Top of Task data

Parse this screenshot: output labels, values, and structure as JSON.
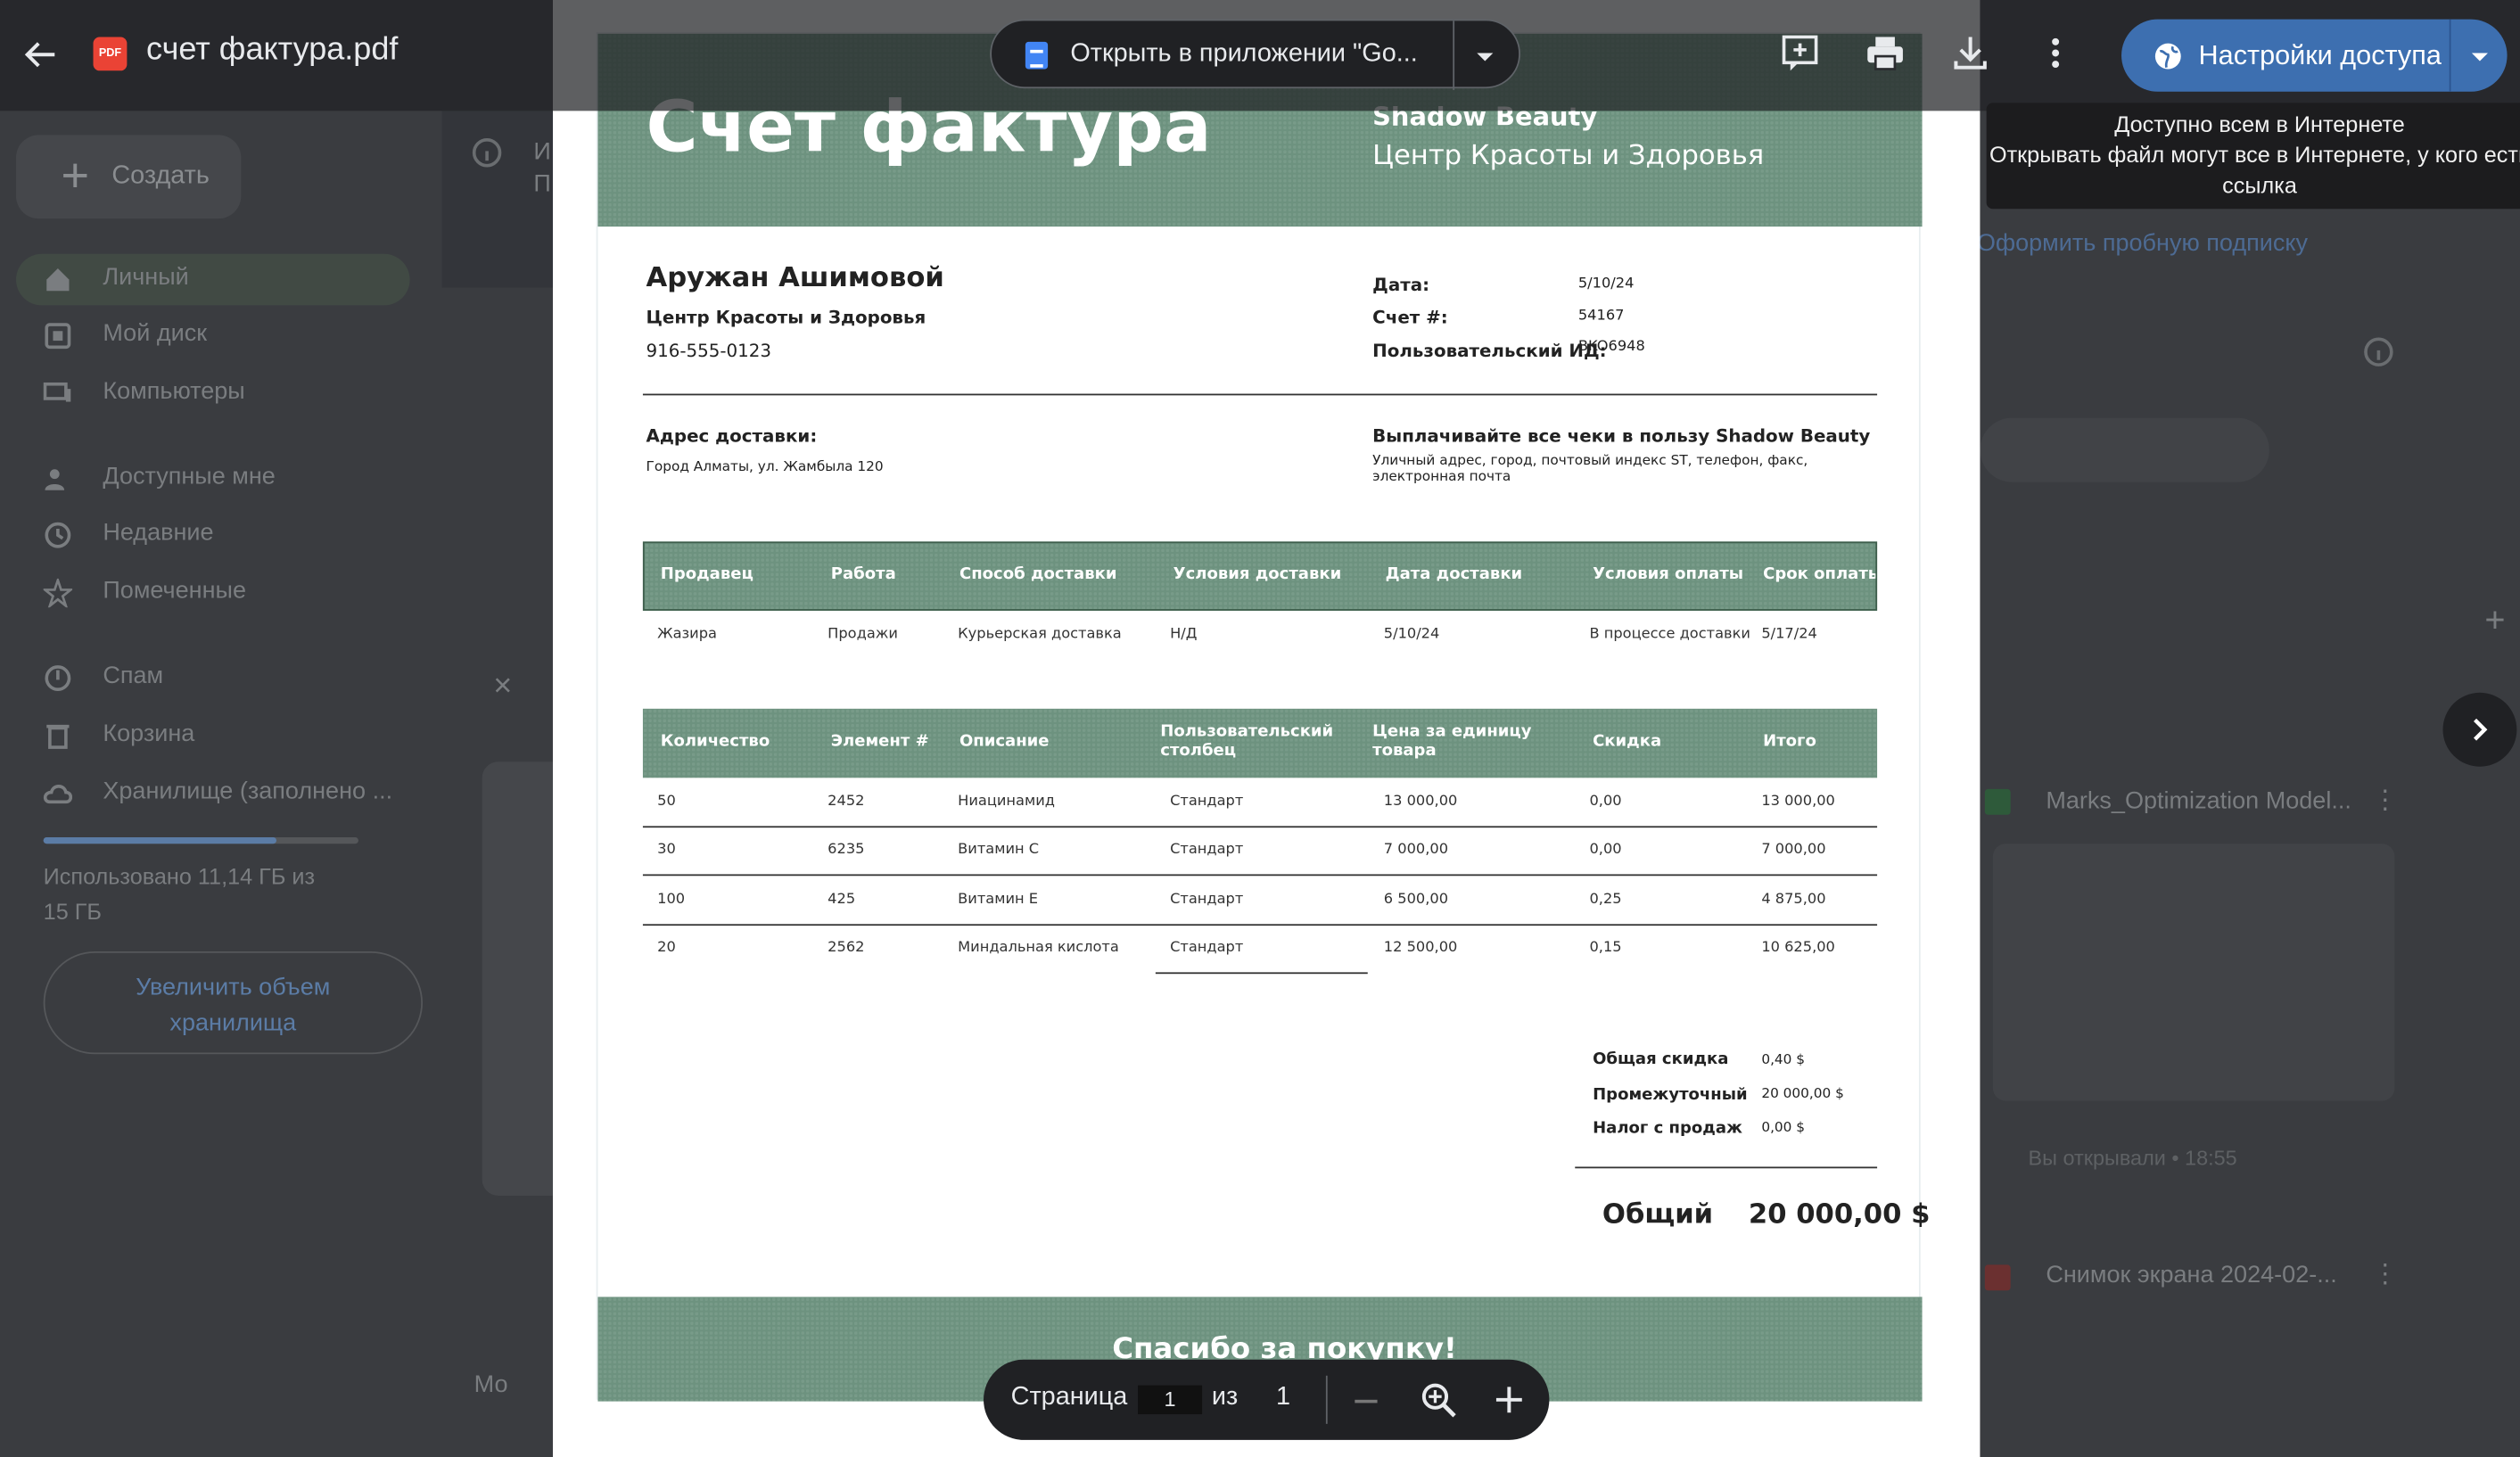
{
  "topbar": {
    "file_name": "счет фактура.pdf",
    "pdf_badge": "PDF",
    "open_with": "Открыть в приложении \"Go...",
    "share_label": "Настройки доступа",
    "tooltip_line1": "Доступно всем в Интернете",
    "tooltip_line2": "Открывать файл могут все в Интернете, у кого есть",
    "tooltip_line3": "ссылка"
  },
  "background": {
    "create_label": "Создать",
    "nav": [
      "Личный",
      "Мой диск",
      "Компьютеры",
      "Доступные мне",
      "Недавние",
      "Помеченные",
      "Спам",
      "Корзина",
      "Хранилище (заполнено ..."
    ],
    "storage_text_1": "Использовано 11,14 ГБ из",
    "storage_text_2": "15 ГБ",
    "storage_button_1": "Увеличить объем",
    "storage_button_2": "хранилища",
    "storage_fraction": 0.74,
    "trial_link": "Оформить пробную подписку",
    "file1": "Marks_Optimization Model...",
    "file1_meta": "Вы открывали • 18:55",
    "file2": "Снимок экрана 2024-02-...",
    "peek1": "И",
    "peek2": "П",
    "peek3": "Мо"
  },
  "invoice": {
    "title": "Счет фактура",
    "company": "Shadow Beauty",
    "company_sub": "Центр Красоты и Здоровья",
    "client_name": "Аружан Ашимовой",
    "client_org": "Центр Красоты и Здоровья",
    "client_phone": "916-555-0123",
    "date_label": "Дата:",
    "date_value": "5/10/24",
    "invoice_label": "Счет #:",
    "invoice_value": "54167",
    "userid_label": "Пользовательский ИД:",
    "userid_value": "BKO6948",
    "ship_label": "Адрес доставки:",
    "ship_value": "Город Алматы, ул. Жамбыла 120",
    "pay_label": "Выплачивайте все чеки в пользу Shadow Beauty",
    "pay_sub_1": "Уличный адрес, город, почтовый индекс ST, телефон, факс,",
    "pay_sub_2": "электронная почта",
    "ship_headers": [
      "Продавец",
      "Работа",
      "Способ доставки",
      "Условия доставки",
      "Дата доставки",
      "Условия оплаты",
      "Срок оплаты"
    ],
    "ship_row": [
      "Жазира",
      "Продажи",
      "Курьерская доставка",
      "Н/Д",
      "5/10/24",
      "В процессе доставки",
      "5/17/24"
    ],
    "item_headers": [
      "Количество",
      "Элемент #",
      "Описание",
      "Пользовательский столбец",
      "Цена за единицу товара",
      "Скидка",
      "Итого"
    ],
    "items": [
      [
        "50",
        "2452",
        "Ниацинамид",
        "Стандарт",
        "13 000,00",
        "0,00",
        "13 000,00"
      ],
      [
        "30",
        "6235",
        "Витамин C",
        "Стандарт",
        "7 000,00",
        "0,00",
        "7 000,00"
      ],
      [
        "100",
        "425",
        "Витамин E",
        "Стандарт",
        "6 500,00",
        "0,25",
        "4 875,00"
      ],
      [
        "20",
        "2562",
        "Миндальная кислота",
        "Стандарт",
        "12 500,00",
        "0,15",
        "10 625,00"
      ]
    ],
    "total_discount_label": "Общая скидка",
    "total_discount_value": "0,40 $",
    "subtotal_label": "Промежуточный и",
    "subtotal_value": "20 000,00 $",
    "tax_label": "Налог с продаж",
    "tax_value": "0,00 $",
    "grand_label": "Общий",
    "grand_value": "20 000,00 $",
    "thanks": "Спасибо за покупку!"
  },
  "pager": {
    "page_label": "Страница",
    "current": "1",
    "of_label": "из",
    "total": "1"
  }
}
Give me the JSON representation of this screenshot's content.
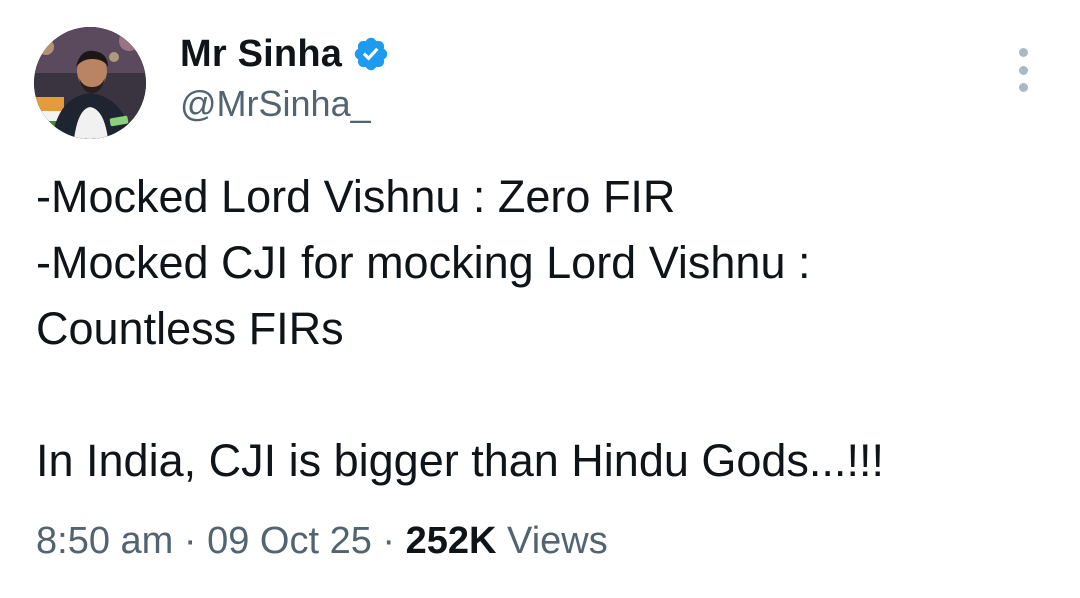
{
  "author": {
    "name": "Mr Sinha",
    "handle": "@MrSinha_",
    "verified": true,
    "verified_color": "#1d9bf0"
  },
  "tweet": {
    "lines": [
      "-Mocked Lord Vishnu : Zero FIR",
      "-Mocked CJI for mocking Lord Vishnu :",
      "Countless FIRs",
      "",
      "In India, CJI is bigger than Hindu Gods...!!!"
    ]
  },
  "meta": {
    "time": "8:50 am",
    "separator": "·",
    "date": "09 Oct 25",
    "views_count": "252K",
    "views_label": "Views"
  },
  "icons": {
    "verified": "verified-badge-icon",
    "more": "more-options-icon"
  }
}
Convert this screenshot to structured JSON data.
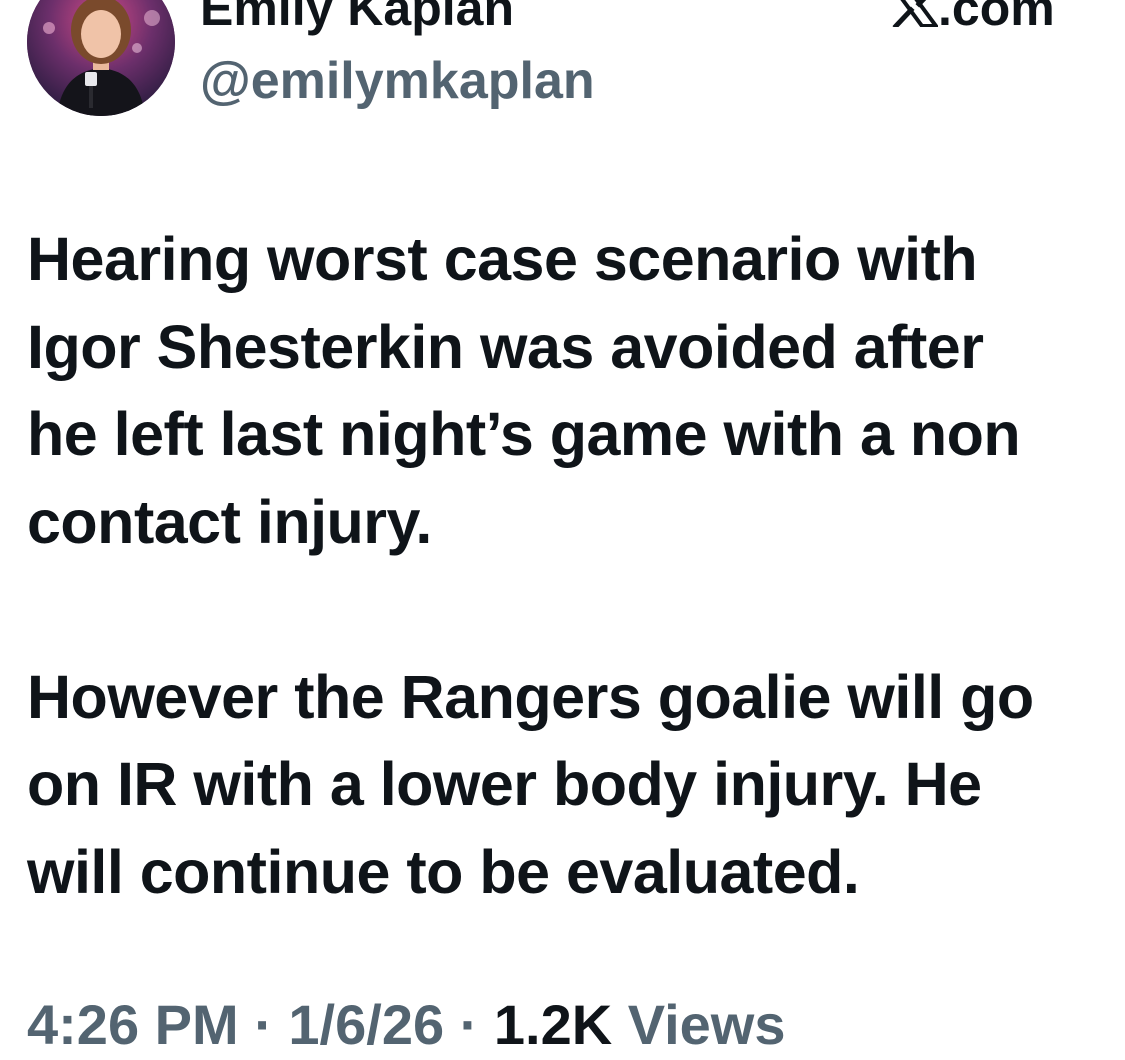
{
  "author": {
    "display_name": "Emily Kaplan",
    "handle": "@emilymkaplan",
    "avatar": "profile-photo"
  },
  "source": {
    "icon": "x-logo-icon",
    "suffix": ".com"
  },
  "tweet": {
    "paragraph_1": "Hearing worst case scenario with\nIgor Shesterkin was avoided after\nhe left last night’s game with a non\ncontact injury.",
    "paragraph_2": "However the Rangers goalie will go\non IR with a lower body injury. He\nwill continue to be evaluated."
  },
  "meta": {
    "time": "4:26 PM",
    "separator": " · ",
    "date": "1/6/26",
    "views_count": "1.2K",
    "views_label": "Views"
  },
  "colors": {
    "text_primary": "#0f1419",
    "text_secondary": "#536471",
    "background": "#ffffff"
  }
}
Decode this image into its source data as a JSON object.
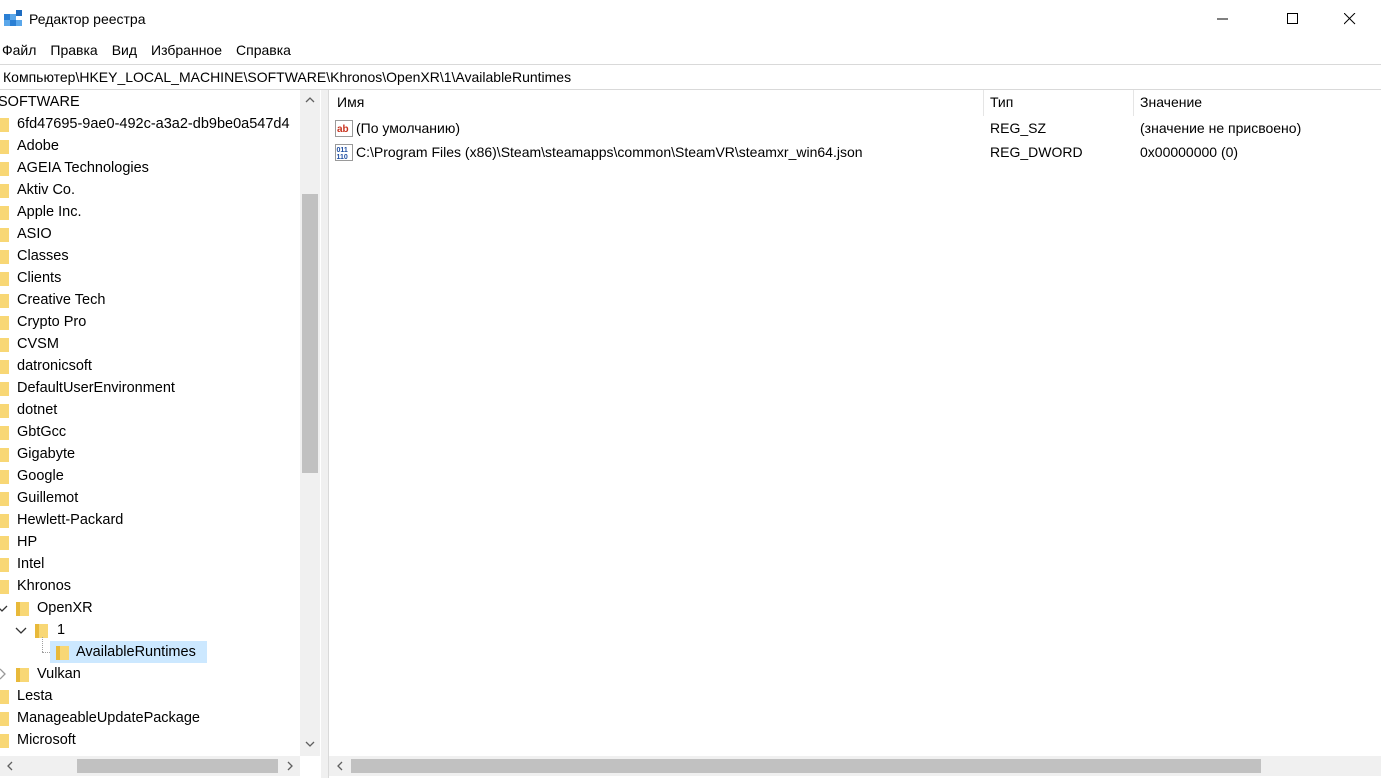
{
  "window": {
    "title": "Редактор реестра",
    "icon": "regedit-icon"
  },
  "menu": [
    "Файл",
    "Правка",
    "Вид",
    "Избранное",
    "Справка"
  ],
  "address": "Компьютер\\HKEY_LOCAL_MACHINE\\SOFTWARE\\Khronos\\OpenXR\\1\\AvailableRuntimes",
  "tree": {
    "root": "SOFTWARE",
    "items": [
      "6fd47695-9ae0-492c-a3a2-db9be0a547d4",
      "Adobe",
      "AGEIA Technologies",
      "Aktiv Co.",
      "Apple Inc.",
      "ASIO",
      "Classes",
      "Clients",
      "Creative Tech",
      "Crypto Pro",
      "CVSM",
      "datronicsoft",
      "DefaultUserEnvironment",
      "dotnet",
      "GbtGcc",
      "Gigabyte",
      "Google",
      "Guillemot",
      "Hewlett-Packard",
      "HP",
      "Intel",
      "Khronos"
    ],
    "khronos_children": {
      "openxr": "OpenXR",
      "openxr_1": "1",
      "selected": "AvailableRuntimes",
      "vulkan": "Vulkan"
    },
    "after": [
      "Lesta",
      "ManageableUpdatePackage",
      "Microsoft"
    ]
  },
  "list": {
    "columns": {
      "name": "Имя",
      "type": "Тип",
      "value": "Значение"
    },
    "rows": [
      {
        "icon": "string-value-icon",
        "name": "(По умолчанию)",
        "type": "REG_SZ",
        "value": "(значение не присвоено)"
      },
      {
        "icon": "binary-value-icon",
        "name": "C:\\Program Files (x86)\\Steam\\steamapps\\common\\SteamVR\\steamxr_win64.json",
        "type": "REG_DWORD",
        "value": "0x00000000 (0)"
      }
    ]
  },
  "colors": {
    "selection": "#cce8ff",
    "folder": "#f8d775",
    "scrollbar_track": "#f0f0f0",
    "scrollbar_thumb": "#c1c1c1"
  }
}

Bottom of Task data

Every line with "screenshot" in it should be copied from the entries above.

▶ [Answer box]
Parse this screenshot: output labels, values, and structure as JSON.
Give me the JSON representation of this screenshot's content.
Convert this screenshot to structured JSON data.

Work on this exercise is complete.